TASK ITEM: Say how many lines in the records hold the word "Pause", and give nothing but that number.

SUPPLIED DATA:

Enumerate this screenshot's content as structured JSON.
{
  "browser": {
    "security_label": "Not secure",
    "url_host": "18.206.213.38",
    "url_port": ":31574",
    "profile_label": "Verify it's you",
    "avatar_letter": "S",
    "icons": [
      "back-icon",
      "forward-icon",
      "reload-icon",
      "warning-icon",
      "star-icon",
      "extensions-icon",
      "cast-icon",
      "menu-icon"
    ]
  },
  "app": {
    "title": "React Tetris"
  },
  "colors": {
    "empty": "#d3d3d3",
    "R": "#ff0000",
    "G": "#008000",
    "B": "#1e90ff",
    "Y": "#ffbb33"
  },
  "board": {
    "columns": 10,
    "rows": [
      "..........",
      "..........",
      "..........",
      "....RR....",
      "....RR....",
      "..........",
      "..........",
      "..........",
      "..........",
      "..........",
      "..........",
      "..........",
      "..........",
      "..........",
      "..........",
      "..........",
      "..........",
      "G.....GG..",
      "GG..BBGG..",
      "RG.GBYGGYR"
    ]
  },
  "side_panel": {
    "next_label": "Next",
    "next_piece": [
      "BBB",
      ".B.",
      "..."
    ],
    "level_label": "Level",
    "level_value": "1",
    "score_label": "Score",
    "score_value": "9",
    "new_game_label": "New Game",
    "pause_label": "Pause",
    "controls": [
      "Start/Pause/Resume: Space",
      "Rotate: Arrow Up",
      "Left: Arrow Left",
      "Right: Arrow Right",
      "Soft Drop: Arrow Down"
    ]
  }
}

EXERCISE RESPONSE: 2